* TASK DIRECTIONS: Could you reproduce all of the following entries exactly?

* App and web page records:
========
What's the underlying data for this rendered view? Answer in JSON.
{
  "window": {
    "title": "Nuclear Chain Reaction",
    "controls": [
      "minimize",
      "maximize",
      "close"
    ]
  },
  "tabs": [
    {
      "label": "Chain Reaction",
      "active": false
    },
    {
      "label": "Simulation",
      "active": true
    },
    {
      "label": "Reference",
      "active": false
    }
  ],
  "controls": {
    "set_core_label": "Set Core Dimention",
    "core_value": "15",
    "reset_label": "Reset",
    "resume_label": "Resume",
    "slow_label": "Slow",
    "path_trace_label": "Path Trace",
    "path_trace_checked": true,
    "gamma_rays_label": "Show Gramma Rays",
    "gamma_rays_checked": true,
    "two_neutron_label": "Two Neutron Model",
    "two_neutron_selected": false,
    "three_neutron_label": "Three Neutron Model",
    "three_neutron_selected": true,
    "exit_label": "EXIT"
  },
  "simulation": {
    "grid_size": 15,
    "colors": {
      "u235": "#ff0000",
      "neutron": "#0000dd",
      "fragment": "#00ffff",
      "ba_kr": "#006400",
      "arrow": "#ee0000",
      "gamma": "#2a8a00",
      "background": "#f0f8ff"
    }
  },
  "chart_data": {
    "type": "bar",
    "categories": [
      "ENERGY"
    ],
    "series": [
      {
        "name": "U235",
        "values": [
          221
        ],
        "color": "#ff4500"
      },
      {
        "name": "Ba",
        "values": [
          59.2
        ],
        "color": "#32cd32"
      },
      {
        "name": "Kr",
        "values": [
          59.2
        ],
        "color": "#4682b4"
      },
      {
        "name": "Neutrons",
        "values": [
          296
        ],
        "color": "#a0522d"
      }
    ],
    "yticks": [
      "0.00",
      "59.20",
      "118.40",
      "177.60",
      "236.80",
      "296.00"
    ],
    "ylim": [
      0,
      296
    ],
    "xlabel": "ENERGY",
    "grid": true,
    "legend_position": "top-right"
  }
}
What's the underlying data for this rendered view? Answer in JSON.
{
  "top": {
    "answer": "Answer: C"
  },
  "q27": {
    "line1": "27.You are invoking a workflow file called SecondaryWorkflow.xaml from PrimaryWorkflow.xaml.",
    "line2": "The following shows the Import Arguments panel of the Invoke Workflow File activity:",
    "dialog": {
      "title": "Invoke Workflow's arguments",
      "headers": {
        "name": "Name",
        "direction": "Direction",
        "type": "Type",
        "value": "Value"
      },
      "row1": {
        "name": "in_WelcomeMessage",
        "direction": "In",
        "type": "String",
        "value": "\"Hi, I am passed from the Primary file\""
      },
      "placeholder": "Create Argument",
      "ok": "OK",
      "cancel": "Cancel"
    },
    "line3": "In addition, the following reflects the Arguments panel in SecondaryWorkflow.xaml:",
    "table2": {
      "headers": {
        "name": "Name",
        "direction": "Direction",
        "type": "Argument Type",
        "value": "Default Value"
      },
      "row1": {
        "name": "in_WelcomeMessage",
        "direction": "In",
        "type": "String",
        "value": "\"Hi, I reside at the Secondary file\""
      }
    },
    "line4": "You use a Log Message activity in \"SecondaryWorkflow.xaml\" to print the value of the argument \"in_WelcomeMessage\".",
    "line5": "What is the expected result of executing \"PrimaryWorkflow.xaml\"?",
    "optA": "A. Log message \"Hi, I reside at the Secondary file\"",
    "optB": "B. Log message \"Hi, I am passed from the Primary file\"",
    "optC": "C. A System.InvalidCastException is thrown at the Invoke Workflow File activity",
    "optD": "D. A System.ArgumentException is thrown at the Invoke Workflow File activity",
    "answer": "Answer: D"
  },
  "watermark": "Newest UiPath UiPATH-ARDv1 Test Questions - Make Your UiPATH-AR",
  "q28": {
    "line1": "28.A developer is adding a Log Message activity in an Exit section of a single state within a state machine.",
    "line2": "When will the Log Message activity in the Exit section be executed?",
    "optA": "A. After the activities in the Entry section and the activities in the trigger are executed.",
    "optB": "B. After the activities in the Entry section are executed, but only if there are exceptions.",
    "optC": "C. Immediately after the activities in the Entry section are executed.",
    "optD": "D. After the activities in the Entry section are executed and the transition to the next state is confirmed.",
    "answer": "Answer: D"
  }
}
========
* TASK ANSWER:
What's the underlying data for this rendered view? Answer in JSON.
{
  "window": {
    "title": "Nuclear Chain Reaction",
    "controls": [
      "minimize",
      "maximize",
      "close"
    ]
  },
  "tabs": [
    {
      "label": "Chain Reaction",
      "active": false
    },
    {
      "label": "Simulation",
      "active": true
    },
    {
      "label": "Reference",
      "active": false
    }
  ],
  "controls": {
    "set_core_label": "Set Core Dimention",
    "core_value": "15",
    "reset_label": "Reset",
    "resume_label": "Resume",
    "slow_label": "Slow",
    "path_trace_label": "Path Trace",
    "path_trace_checked": true,
    "gamma_rays_label": "Show Gramma Rays",
    "gamma_rays_checked": true,
    "two_neutron_label": "Two Neutron Model",
    "two_neutron_selected": false,
    "three_neutron_label": "Three Neutron Model",
    "three_neutron_selected": true,
    "exit_label": "EXIT"
  },
  "simulation": {
    "grid_size": 15,
    "colors": {
      "u235": "#ff0000",
      "neutron": "#0000dd",
      "fragment": "#00ffff",
      "ba_kr": "#006400",
      "arrow": "#ee0000",
      "gamma": "#2a8a00",
      "background": "#f0f8ff"
    }
  },
  "chart_data": {
    "type": "bar",
    "categories": [
      "ENERGY"
    ],
    "series": [
      {
        "name": "U235",
        "values": [
          221
        ],
        "color": "#ff4500"
      },
      {
        "name": "Ba",
        "values": [
          59.2
        ],
        "color": "#32cd32"
      },
      {
        "name": "Kr",
        "values": [
          59.2
        ],
        "color": "#4682b4"
      },
      {
        "name": "Neutrons",
        "values": [
          296
        ],
        "color": "#a0522d"
      }
    ],
    "yticks": [
      "0.00",
      "59.20",
      "118.40",
      "177.60",
      "236.80",
      "296.00"
    ],
    "ylim": [
      0,
      296
    ],
    "xlabel": "ENERGY",
    "grid": true,
    "legend_position": "top-right"
  }
}
What's the underlying data for this rendered view? Answer in JSON.
{
  "top": {
    "answer": "Answer: C"
  },
  "q27": {
    "line1": "27.You are invoking a workflow file called SecondaryWorkflow.xaml from PrimaryWorkflow.xaml.",
    "line2": "The following shows the Import Arguments panel of the Invoke Workflow File activity:",
    "dialog": {
      "title": "Invoke Workflow's arguments",
      "headers": {
        "name": "Name",
        "direction": "Direction",
        "type": "Type",
        "value": "Value"
      },
      "row1": {
        "name": "in_WelcomeMessage",
        "direction": "In",
        "type": "String",
        "value": "\"Hi, I am passed from the Primary file\""
      },
      "placeholder": "Create Argument",
      "ok": "OK",
      "cancel": "Cancel"
    },
    "line3": "In addition, the following reflects the Arguments panel in SecondaryWorkflow.xaml:",
    "table2": {
      "headers": {
        "name": "Name",
        "direction": "Direction",
        "type": "Argument Type",
        "value": "Default Value"
      },
      "row1": {
        "name": "in_WelcomeMessage",
        "direction": "In",
        "type": "String",
        "value": "\"Hi, I reside at the Secondary file\""
      }
    },
    "line4": "You use a Log Message activity in \"SecondaryWorkflow.xaml\" to print the value of the argument \"in_WelcomeMessage\".",
    "line5": "What is the expected result of executing \"PrimaryWorkflow.xaml\"?",
    "optA": "A. Log message \"Hi, I reside at the Secondary file\"",
    "optB": "B. Log message \"Hi, I am passed from the Primary file\"",
    "optC": "C. A System.InvalidCastException is thrown at the Invoke Workflow File activity",
    "optD": "D. A System.ArgumentException is thrown at the Invoke Workflow File activity",
    "answer": "Answer: D"
  },
  "watermark": "Newest UiPath UiPATH-ARDv1 Test Questions - Make Your UiPATH-AR",
  "q28": {
    "line1": "28.A developer is adding a Log Message activity in an Exit section of a single state within a state machine.",
    "line2": "When will the Log Message activity in the Exit section be executed?",
    "optA": "A. After the activities in the Entry section and the activities in the trigger are executed.",
    "optB": "B. After the activities in the Entry section are executed, but only if there are exceptions.",
    "optC": "C. Immediately after the activities in the Entry section are executed.",
    "optD": "D. After the activities in the Entry section are executed and the transition to the next state is confirmed.",
    "answer": "Answer: D"
  }
}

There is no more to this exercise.